Some of us gathered at the Mansion House to pay our respects to Garret. A number of things struck me. First, the mix of people, in age and geographical mix. There were some who said that Garret was very much just a representative of Dublin Four, but looking through the names and addresses in the book of condolences, it was very apparent that the Irish were coming from far and wide to say goodbye. This was saying farewell to a man for the people.

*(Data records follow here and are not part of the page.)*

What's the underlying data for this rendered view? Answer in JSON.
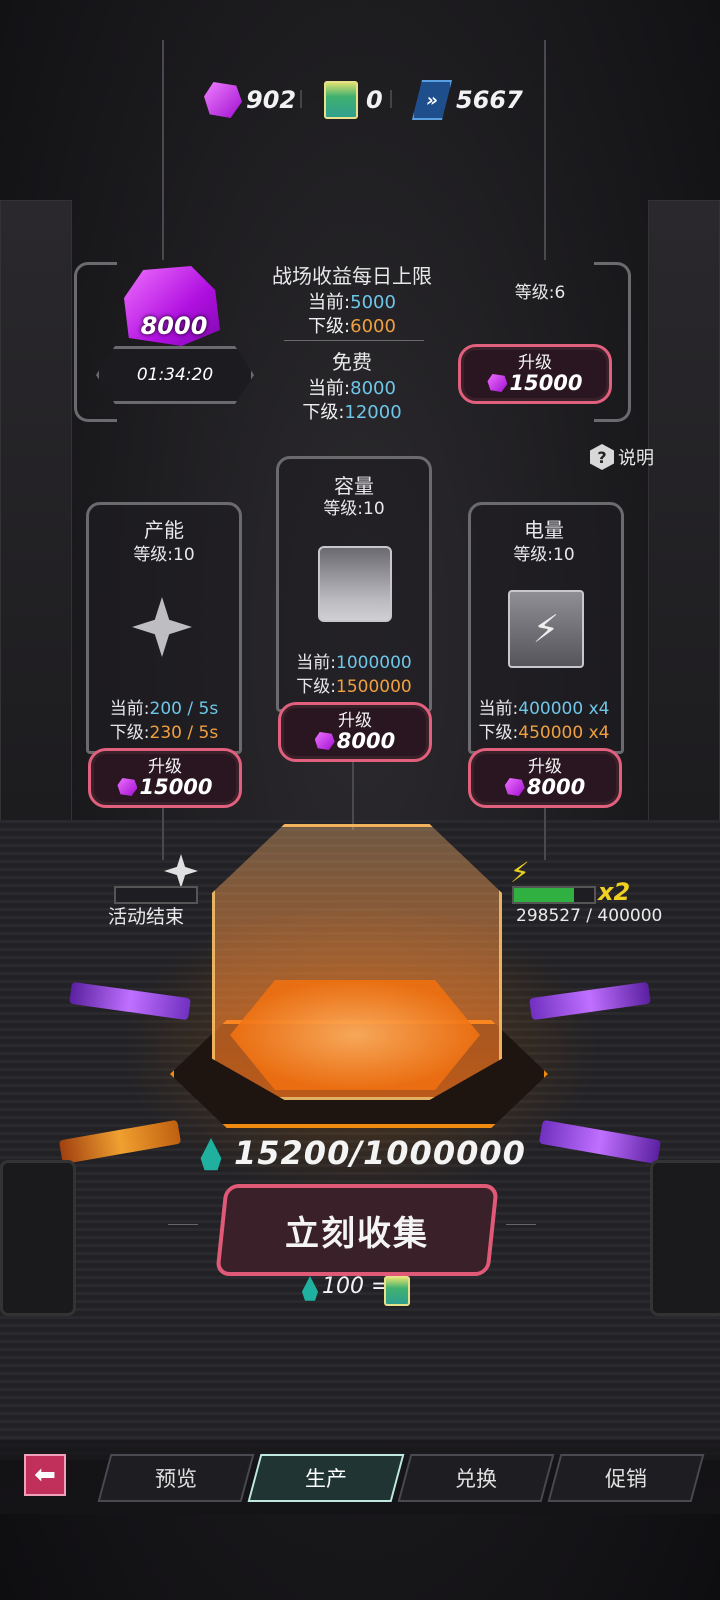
{
  "currency": {
    "gems": "902",
    "tickets": "0",
    "chips": "5667"
  },
  "daily_limit": {
    "title": "战场收益每日上限",
    "current_label": "当前:",
    "current_value": "5000",
    "next_label": "下级:",
    "next_value": "6000",
    "free_title": "免费",
    "free_current_value": "8000",
    "free_next_value": "12000",
    "stored_amount": "8000",
    "timer": "01:34:20",
    "level": "等级:6",
    "upgrade_label": "升级",
    "upgrade_cost": "15000"
  },
  "help": {
    "label": "说明"
  },
  "production": {
    "title": "产能",
    "level": "等级:10",
    "current_label": "当前:",
    "current_value": "200 / 5s",
    "next_label": "下级:",
    "next_value": "230 / 5s",
    "upgrade_label": "升级",
    "upgrade_cost": "15000",
    "status": "活动结束"
  },
  "capacity": {
    "title": "容量",
    "level": "等级:10",
    "current_label": "当前:",
    "current_value": "1000000",
    "next_label": "下级:",
    "next_value": "1500000",
    "upgrade_label": "升级",
    "upgrade_cost": "8000"
  },
  "power": {
    "title": "电量",
    "level": "等级:10",
    "current_label": "当前:",
    "current_value": "400000 x4",
    "next_label": "下级:",
    "next_value": "450000 x4",
    "upgrade_label": "升级",
    "upgrade_cost": "8000",
    "multiplier": "x2",
    "progress_text": "298527 / 400000",
    "progress_fraction": 0.746
  },
  "collector": {
    "amount": "15200/1000000",
    "collect_label": "立刻收集",
    "rate_text": "100 ="
  },
  "tabs": [
    {
      "label": "预览",
      "active": false
    },
    {
      "label": "生产",
      "active": true
    },
    {
      "label": "兑换",
      "active": false
    },
    {
      "label": "促销",
      "active": false
    }
  ],
  "colors": {
    "accent_pink": "#e0607e",
    "value_blue": "#6ec6e8",
    "value_orange": "#f0a040",
    "gem_purple": "#c020e0",
    "power_green": "#2fb040"
  }
}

Looking at him in that open casket, I was, and am always struck at funerals, at how an enormous life (and his was) is always reduced to an almost too small box. Garret was not a small man physically, but there was something very humbling about seeing him this way. One almost felt that he deserved something equal to the huge man he was. Certainly, I’ve seen lesser men laid to rest in far more grandiose caskets. But then, so vast was his contribution, perhaps the fact that we all know it is enough, and the true mark of greatness.

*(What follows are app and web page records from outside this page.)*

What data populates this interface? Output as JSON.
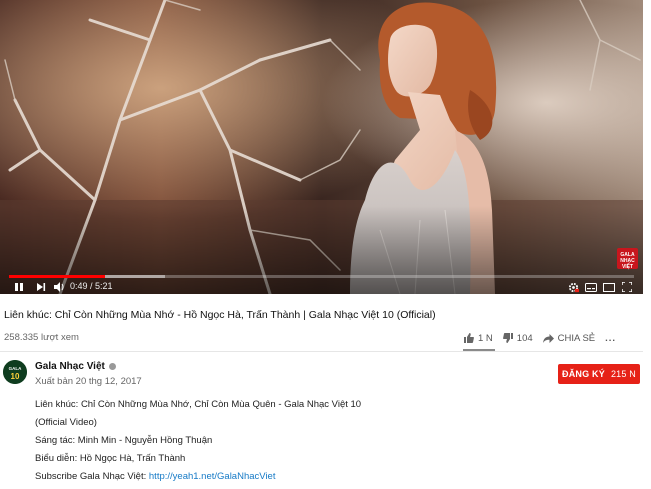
{
  "player": {
    "time_current": "0:49",
    "time_separator": " / ",
    "time_total": "5:21",
    "progress_played": 0.153,
    "progress_buffered": 0.25,
    "watermark_text": "GALA NHẠC VIỆT",
    "accent_color": "#ff0000"
  },
  "video": {
    "title": "Liên khúc: Chỉ Còn Những Mùa Nhớ - Hồ Ngọc Hà, Trấn Thành | Gala Nhạc Việt 10 (Official)",
    "views": "258.335 lượt xem",
    "like_count": "1 N",
    "dislike_count": "104",
    "share_label": "CHIA SẺ",
    "more_label": "..."
  },
  "channel": {
    "name": "Gala Nhạc Việt",
    "avatar_text": "GALA 10",
    "published": "Xuất bản 20 thg 12, 2017",
    "subscribe_label": "ĐĂNG KÝ",
    "subscriber_count": "215 N",
    "subscribe_color": "#e62117"
  },
  "description": {
    "line1": "Liên khúc: Chỉ Còn Những Mùa Nhớ, Chỉ Còn Mùa Quên - Gala Nhạc Việt 10",
    "line2": "(Official Video)",
    "line3": "Sáng tác: Minh Min - Nguyễn Hồng Thuận",
    "line4": "Biểu diễn: Hồ Ngọc Hà, Trấn Thành",
    "line5_prefix": "Subscribe Gala Nhạc Việt: ",
    "line5_link": "http://yeah1.net/GalaNhacViet"
  },
  "icons": {
    "play_pause": "pause-icon",
    "next": "next-icon",
    "volume": "volume-icon",
    "settings": "gear-icon",
    "subtitles": "subtitles-icon",
    "miniplayer": "miniplayer-icon",
    "theater": "theater-icon",
    "fullscreen": "fullscreen-icon",
    "like": "thumbs-up-icon",
    "dislike": "thumbs-down-icon",
    "share": "share-icon",
    "verified": "verified-icon"
  }
}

Finally, let me mention the laughter. We met outside the Mansion House, all of us political, none of us Fine Gael, and everyone of us had a Garret story, and we laughed. Even now, such a short time after his passing, he sounds like an almost mythical character. How could an intellectual and at times eccentric man like that, a man who believed in rules and ethics and all the things that we as a people regard as faintly odd have ended up not just a national figure but as the leader of the Irish people? Was it because we recognised in Garret, if just for a moment, the heights we could reach and the people we could be if only we’d let ourselves?